In support of our thesis that principle (or theology and doctrine in our case) is far more practical and important than pragmatism from the pulpit, enter Time Magazine. Apparently one of the latest trends in youth ministry is to return to the fundamentals of theology and doctrine, and to help students encounter God on a much more meaningful, and might I add, substantive, level.
Isn’t it ironic how the basic principles of the Church for 2000 years seem to rise to the surface no matter how much make-up and propping we put over it?
Two snippets from the article:
Believing that a message wrapped in pop-culture packaging was the way to attract teens to their flocks, pastors watered down the religious content and boosted the entertainment. But in recent years churches have begun offering their young people a style of religious instruction grounded in Bible study and teachings about the doctrines of their denomination. Their conversion has been sparked by the recognition that sugarcoated Christianity, popular in the 1980s and early '90s, has caused growing numbers of kids to turn away not just from attending youth-fellowship activities but also from practicing their faith at all.
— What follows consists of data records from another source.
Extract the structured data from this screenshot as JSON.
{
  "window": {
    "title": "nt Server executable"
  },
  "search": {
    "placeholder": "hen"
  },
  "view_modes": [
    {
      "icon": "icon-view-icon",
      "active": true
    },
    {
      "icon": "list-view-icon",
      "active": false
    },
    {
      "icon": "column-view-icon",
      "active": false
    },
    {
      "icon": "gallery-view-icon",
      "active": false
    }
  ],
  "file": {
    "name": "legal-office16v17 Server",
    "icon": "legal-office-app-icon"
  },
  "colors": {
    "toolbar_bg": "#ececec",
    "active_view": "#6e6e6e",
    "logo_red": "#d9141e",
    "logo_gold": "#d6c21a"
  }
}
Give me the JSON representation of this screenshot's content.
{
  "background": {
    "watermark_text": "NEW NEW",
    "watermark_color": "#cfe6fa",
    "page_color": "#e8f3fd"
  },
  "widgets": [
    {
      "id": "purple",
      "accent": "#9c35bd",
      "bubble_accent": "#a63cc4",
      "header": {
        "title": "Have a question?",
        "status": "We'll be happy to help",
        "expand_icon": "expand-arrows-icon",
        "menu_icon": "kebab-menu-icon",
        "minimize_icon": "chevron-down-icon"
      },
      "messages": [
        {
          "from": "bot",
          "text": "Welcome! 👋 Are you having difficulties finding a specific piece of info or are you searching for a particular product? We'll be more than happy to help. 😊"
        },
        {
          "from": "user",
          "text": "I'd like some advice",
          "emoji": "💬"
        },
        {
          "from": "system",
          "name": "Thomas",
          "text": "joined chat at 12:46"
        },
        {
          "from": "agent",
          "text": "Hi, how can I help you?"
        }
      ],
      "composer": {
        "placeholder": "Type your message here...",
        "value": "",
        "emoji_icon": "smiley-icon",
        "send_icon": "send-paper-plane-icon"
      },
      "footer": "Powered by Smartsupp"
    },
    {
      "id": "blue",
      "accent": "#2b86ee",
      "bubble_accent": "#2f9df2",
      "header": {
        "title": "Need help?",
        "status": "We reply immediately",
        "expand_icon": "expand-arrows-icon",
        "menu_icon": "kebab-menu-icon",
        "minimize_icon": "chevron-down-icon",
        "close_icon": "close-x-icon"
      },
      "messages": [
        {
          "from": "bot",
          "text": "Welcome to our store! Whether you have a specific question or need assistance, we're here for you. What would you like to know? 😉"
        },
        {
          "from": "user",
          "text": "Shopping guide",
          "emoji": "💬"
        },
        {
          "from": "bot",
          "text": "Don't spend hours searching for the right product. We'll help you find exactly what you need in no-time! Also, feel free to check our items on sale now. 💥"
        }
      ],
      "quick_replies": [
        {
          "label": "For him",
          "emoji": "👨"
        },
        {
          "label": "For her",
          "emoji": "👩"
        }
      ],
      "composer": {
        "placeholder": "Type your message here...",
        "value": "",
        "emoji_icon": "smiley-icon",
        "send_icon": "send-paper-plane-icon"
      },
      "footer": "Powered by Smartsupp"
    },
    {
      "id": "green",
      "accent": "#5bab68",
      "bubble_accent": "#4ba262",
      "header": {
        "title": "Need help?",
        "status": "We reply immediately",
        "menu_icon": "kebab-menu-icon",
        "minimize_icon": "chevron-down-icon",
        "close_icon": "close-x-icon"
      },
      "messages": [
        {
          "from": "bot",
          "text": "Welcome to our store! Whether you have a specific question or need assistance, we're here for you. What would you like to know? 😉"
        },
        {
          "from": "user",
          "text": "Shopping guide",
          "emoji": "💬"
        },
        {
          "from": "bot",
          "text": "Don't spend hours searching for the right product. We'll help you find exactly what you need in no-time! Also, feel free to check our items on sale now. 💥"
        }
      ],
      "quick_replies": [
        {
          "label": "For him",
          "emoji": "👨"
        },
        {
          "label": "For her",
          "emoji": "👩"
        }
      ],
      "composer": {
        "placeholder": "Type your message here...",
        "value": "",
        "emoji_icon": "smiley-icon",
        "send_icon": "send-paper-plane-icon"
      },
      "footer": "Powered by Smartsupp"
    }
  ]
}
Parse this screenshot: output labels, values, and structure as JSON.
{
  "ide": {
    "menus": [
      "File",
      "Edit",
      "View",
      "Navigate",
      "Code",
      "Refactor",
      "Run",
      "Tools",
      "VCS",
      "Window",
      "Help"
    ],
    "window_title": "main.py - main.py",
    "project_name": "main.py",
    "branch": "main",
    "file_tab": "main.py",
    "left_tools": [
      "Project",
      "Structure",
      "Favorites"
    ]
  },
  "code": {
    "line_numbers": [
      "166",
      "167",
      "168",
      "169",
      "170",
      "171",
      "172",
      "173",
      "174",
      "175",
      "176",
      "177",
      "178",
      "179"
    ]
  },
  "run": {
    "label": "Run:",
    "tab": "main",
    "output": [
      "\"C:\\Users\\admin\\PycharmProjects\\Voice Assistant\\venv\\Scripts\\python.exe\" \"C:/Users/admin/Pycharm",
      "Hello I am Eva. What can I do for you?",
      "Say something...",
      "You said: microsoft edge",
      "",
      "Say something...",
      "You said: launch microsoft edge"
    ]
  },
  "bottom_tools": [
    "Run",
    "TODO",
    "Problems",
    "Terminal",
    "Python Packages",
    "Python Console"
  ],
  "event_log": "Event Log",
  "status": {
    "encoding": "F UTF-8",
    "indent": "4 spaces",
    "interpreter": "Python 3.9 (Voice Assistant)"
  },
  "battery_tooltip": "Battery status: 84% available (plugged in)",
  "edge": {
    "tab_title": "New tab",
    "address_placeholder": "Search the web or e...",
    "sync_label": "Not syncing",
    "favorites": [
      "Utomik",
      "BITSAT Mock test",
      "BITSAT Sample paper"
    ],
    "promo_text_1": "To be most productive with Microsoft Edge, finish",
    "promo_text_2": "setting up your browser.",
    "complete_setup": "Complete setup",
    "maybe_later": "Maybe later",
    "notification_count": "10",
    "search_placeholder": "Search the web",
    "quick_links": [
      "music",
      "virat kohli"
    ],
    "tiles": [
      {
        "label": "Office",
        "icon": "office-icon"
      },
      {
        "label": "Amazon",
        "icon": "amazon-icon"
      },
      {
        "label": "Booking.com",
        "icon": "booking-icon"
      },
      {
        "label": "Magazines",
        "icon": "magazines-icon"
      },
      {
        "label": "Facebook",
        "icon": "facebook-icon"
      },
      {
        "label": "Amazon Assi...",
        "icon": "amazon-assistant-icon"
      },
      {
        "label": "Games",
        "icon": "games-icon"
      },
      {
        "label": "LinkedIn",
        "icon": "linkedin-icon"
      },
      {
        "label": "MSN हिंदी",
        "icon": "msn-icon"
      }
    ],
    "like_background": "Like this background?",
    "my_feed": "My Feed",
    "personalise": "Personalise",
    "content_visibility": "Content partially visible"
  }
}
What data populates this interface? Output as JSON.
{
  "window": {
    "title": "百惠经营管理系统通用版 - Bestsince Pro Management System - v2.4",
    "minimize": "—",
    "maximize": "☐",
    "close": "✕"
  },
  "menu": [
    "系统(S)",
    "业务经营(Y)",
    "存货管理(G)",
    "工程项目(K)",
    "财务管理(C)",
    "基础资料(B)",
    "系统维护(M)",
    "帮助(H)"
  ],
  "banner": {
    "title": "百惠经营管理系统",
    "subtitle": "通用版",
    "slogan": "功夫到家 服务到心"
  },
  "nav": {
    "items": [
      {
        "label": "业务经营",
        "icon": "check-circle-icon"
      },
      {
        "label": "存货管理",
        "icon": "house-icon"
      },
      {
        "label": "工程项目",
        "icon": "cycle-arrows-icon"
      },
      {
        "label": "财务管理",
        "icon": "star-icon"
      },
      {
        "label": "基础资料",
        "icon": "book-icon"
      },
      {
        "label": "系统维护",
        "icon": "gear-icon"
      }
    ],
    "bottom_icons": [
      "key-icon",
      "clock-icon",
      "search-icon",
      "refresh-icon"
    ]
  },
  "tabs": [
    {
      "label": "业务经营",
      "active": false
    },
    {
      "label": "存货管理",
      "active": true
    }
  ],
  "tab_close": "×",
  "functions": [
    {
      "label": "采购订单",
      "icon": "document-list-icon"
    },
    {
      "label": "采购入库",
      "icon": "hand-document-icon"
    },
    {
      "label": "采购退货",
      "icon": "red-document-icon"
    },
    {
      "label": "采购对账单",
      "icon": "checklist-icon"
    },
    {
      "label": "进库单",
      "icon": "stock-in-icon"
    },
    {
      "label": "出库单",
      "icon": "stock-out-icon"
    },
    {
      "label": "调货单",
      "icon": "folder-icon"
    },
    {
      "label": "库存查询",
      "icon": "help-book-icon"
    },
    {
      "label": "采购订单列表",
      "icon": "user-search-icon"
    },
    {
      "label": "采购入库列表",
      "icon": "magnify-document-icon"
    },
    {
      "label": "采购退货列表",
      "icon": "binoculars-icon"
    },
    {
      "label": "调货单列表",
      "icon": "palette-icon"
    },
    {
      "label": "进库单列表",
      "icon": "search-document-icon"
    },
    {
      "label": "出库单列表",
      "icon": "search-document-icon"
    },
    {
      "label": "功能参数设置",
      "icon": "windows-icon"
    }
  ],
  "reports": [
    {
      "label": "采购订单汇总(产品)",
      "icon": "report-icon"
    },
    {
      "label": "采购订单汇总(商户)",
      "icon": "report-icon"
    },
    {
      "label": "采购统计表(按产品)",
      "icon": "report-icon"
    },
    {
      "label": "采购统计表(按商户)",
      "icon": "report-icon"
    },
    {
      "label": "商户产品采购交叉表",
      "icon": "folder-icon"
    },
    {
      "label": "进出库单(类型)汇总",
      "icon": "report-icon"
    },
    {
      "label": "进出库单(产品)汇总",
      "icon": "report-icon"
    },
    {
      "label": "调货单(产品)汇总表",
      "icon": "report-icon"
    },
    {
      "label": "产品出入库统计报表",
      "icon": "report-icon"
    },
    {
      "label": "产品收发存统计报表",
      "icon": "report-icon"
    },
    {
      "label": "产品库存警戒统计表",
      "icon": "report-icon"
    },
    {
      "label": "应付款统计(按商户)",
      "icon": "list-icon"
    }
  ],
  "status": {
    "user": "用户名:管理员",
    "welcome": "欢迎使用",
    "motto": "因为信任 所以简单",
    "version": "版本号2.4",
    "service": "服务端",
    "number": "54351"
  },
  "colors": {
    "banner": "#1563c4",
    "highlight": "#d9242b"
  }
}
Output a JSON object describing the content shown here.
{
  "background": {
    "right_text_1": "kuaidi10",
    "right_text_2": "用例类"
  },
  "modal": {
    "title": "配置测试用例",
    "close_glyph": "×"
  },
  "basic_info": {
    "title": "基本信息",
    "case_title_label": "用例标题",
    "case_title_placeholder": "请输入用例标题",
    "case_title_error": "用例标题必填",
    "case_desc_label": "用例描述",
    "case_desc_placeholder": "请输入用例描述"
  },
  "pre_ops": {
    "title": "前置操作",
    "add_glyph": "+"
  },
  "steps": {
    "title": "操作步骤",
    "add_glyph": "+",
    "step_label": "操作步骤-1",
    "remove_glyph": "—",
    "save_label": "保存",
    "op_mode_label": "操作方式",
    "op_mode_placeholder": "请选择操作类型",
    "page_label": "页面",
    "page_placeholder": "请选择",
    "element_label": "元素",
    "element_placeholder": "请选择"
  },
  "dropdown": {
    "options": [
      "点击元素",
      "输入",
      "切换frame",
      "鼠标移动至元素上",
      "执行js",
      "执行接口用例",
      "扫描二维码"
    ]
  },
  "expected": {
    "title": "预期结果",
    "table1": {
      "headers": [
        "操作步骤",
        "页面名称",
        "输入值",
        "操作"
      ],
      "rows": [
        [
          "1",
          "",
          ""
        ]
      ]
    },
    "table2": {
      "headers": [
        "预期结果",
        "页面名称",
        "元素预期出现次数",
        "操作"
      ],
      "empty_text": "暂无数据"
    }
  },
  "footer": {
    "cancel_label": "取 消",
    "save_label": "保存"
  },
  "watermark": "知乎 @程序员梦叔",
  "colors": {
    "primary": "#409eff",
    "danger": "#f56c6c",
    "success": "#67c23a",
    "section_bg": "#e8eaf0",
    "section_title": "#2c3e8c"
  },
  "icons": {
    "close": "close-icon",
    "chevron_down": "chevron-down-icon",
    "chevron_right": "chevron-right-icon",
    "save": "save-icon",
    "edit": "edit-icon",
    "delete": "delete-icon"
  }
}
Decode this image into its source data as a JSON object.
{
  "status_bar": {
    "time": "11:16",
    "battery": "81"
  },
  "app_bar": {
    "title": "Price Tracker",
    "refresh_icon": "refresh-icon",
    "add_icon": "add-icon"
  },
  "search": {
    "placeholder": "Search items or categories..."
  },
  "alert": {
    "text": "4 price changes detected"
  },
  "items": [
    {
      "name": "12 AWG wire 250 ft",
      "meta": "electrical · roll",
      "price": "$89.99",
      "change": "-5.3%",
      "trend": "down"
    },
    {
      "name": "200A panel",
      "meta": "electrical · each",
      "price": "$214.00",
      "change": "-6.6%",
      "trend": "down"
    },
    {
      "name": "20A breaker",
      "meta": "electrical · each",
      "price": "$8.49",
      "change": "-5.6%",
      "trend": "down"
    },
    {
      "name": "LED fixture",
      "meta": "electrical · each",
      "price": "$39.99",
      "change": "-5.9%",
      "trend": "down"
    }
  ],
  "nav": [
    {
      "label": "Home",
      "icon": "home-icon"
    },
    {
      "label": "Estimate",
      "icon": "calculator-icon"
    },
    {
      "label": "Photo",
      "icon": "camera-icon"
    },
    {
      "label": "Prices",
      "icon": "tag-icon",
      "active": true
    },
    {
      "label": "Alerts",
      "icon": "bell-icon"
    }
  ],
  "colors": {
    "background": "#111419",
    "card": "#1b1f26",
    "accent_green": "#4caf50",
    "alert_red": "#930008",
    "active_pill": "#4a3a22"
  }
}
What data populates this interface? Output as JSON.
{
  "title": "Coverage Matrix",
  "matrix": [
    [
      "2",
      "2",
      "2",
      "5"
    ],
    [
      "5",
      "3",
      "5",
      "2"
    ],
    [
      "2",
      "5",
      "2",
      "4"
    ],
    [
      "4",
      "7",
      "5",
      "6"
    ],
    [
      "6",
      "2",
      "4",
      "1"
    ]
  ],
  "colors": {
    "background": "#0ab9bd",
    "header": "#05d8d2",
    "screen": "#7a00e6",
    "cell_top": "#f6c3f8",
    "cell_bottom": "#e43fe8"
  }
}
In a national survey recently released by Barna Group, a polling firm that tracks religious trends, only 33% of kids 13 to 18 responded that they attend a youth-group event regularly--a 3% drop since 1998. And while nearly 75% pray each week, that number has declined 9%.
Then there is Christian Smith, the Notre Dame sociologist recently known for his profound study, Soul Searching: The Religious and Spiritual Lives of American Teenagers.
The vast majority of teens who call themselves Christians haven't been well educated in religious doctrine and therefore don't really know what they believe…